Your goal: From the entries that follow, pick out all lines holding "weights".

Listed records:
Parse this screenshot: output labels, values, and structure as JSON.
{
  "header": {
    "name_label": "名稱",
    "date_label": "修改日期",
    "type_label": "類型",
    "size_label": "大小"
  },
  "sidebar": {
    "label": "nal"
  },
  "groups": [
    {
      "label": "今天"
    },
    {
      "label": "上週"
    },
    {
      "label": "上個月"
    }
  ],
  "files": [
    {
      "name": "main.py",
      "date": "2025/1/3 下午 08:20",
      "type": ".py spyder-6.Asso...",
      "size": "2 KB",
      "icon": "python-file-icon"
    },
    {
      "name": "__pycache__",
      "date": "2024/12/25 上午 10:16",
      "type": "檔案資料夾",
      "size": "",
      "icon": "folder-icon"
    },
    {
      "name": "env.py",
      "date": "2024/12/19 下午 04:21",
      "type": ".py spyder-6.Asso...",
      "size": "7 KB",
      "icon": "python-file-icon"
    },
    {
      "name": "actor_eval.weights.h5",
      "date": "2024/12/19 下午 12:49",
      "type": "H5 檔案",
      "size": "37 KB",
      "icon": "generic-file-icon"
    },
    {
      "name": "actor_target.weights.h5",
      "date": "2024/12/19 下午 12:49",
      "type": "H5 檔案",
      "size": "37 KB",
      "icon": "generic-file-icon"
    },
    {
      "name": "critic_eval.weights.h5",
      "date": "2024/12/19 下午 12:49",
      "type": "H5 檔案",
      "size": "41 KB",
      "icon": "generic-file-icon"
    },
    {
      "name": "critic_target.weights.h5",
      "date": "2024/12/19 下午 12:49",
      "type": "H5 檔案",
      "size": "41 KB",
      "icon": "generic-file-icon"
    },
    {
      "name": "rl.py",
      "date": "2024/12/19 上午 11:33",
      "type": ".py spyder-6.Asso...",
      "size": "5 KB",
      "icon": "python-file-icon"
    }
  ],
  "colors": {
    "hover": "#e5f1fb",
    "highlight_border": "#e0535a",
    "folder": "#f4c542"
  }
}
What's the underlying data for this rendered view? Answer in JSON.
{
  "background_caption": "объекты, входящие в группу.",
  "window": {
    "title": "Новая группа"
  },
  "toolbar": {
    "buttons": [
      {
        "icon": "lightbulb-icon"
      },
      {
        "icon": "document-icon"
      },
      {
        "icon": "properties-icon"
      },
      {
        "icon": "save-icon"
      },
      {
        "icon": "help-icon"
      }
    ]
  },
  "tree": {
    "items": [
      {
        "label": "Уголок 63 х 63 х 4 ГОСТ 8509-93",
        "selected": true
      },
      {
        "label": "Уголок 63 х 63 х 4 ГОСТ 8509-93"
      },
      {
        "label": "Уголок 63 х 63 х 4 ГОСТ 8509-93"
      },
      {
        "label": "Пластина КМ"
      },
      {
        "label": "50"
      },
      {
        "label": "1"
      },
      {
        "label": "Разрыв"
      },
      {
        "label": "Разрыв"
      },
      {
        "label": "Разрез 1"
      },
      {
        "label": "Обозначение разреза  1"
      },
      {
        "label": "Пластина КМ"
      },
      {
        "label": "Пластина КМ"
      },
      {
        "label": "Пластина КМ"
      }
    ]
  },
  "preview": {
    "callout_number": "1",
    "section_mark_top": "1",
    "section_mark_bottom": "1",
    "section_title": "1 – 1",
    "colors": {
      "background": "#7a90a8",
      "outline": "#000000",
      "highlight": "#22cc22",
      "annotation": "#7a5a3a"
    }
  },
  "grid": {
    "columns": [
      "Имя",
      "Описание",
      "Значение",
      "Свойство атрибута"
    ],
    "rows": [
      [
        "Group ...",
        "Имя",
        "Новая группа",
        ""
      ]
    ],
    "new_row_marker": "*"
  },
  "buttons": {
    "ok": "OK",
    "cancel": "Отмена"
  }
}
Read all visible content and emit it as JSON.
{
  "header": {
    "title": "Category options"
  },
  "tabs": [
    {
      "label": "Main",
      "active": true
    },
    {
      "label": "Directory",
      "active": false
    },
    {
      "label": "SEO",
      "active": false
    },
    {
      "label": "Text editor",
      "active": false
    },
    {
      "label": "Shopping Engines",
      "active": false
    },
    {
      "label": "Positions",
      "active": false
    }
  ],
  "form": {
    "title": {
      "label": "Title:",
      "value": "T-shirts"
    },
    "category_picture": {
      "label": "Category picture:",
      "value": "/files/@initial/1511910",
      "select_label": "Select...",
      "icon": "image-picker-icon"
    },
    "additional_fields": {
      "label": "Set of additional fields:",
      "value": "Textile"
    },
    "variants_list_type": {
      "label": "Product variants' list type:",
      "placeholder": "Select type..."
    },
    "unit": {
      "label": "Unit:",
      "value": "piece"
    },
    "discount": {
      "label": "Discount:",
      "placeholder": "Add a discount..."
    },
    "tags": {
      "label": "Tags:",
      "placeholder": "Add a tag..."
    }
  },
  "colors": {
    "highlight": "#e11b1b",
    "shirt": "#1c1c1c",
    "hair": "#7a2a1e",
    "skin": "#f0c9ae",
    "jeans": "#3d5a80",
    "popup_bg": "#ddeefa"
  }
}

Exercise answer:
      "name": "actor_eval.weights.h5",
      "name": "actor_target.weights.h5",
      "name": "critic_eval.weights.h5",
      "name": "critic_target.weights.h5",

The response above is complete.